New in The Frank May Chronicles, this book joins many others by Stanford law professor Lawrence M. Friedman that follow the adventures of middle-aged lawyer Frank May. He is back and more hesitant than ever to get involved. But a mystery finds him anyway, too bizarre to ignore. Many people believe in life after death, but how many believe in murder after death? Or the truth explained from heaven? More
Frank May is back and more hesitant than ever to get involved. But a mystery finds him anyway, too bizarre for him to ignore. Many people believe in life after death, but how many believe in murder after death? Or at least the revelation of a murder from a dead mother?
Frank’s rich client Morris Gross firmly believes he had an out-of-body experience and went to heaven, where he met his dead mother. She makes the startling statement that somebody killed her—that she didn’t die a natural death like everyone thought.
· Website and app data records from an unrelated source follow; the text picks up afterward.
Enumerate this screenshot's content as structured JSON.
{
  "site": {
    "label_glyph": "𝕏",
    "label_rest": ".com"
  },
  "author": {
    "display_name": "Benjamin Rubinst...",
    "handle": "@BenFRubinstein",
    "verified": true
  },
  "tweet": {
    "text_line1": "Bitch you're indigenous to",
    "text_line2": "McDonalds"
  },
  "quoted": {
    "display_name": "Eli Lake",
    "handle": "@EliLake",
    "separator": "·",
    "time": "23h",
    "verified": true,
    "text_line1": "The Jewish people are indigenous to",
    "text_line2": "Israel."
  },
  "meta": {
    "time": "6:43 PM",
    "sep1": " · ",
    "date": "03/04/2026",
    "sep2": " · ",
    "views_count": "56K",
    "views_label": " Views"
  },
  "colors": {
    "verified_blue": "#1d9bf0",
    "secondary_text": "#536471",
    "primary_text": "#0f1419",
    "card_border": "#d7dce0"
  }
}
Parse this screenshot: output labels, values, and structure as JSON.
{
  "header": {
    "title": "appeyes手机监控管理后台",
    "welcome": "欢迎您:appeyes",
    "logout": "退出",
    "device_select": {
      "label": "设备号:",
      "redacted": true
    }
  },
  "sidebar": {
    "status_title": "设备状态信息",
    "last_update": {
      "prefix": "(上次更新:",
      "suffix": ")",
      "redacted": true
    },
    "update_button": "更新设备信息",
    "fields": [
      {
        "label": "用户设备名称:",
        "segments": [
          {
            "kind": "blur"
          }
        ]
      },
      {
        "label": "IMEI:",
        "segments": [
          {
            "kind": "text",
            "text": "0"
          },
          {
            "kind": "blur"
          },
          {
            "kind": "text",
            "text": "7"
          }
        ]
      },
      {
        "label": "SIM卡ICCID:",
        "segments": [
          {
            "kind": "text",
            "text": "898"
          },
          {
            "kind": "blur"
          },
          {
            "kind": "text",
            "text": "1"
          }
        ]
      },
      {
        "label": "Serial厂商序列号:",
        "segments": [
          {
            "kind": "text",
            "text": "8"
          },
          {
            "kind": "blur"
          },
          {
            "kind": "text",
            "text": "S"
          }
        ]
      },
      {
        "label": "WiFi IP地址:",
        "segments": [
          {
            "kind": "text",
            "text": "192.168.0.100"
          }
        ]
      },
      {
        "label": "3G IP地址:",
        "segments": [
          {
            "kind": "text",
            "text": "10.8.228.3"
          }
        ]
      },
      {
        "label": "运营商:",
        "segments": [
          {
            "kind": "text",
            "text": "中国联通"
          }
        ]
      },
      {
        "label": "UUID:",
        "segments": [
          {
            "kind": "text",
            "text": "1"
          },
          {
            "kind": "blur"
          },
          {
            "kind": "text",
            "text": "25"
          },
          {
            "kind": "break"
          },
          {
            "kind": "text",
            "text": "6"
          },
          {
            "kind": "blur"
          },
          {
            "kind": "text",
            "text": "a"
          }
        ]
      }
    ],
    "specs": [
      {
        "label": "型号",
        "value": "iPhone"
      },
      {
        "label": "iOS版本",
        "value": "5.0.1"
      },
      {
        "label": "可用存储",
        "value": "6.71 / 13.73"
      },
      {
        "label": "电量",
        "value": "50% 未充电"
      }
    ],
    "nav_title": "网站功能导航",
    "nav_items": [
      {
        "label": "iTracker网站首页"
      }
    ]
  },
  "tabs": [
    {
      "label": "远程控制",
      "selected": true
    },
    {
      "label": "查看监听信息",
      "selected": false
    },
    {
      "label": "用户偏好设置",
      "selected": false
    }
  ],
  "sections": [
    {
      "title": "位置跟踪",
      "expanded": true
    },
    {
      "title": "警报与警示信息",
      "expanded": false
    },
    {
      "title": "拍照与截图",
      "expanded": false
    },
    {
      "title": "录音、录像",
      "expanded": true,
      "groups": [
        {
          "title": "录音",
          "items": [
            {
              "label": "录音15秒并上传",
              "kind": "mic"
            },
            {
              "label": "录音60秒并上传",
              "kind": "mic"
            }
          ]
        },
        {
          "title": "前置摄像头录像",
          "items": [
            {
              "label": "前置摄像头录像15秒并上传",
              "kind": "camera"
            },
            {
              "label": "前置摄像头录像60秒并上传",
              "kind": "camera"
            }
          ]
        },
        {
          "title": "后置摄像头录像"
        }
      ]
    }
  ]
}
Morris freely shares his story with a polite but skeptical Frank May. If that isn’t strange enough, Morris soon joins his mother—thanks to the bullet from a murderer's pistol. Now Frank has to deal with the estate of a murder victim, who may have been killed by someone who also dispatched his late mother. He also has to deal with the sometimes greedy, and always eccentric, heirs to Morris's fortune. Led by the free-living nephew Sebastian, the family confounds Frank and tests his patience, all while he strives to uncover the truth about the mother's death . . . so he can solve the mystery of her son’s murder. It may be just one loose thread too many for the lawyer-turned-reluctant-detective to spin together into a fabric that makes sense.
A new novel in the series The Frank May Chronicles, this book joins many other books and ebooks by Stanford law professor Lawrence M. Friedman which follow the adventures of middle-aged lawyer Frank May.
Frank May is a lawyer in San Mateo, California. He is no criminal defense lawyer, and he shirks from murder cases. But they find him anyway, and somehow he gets involved despite his better judgment. From Stanford law professor Lawrence Friedman.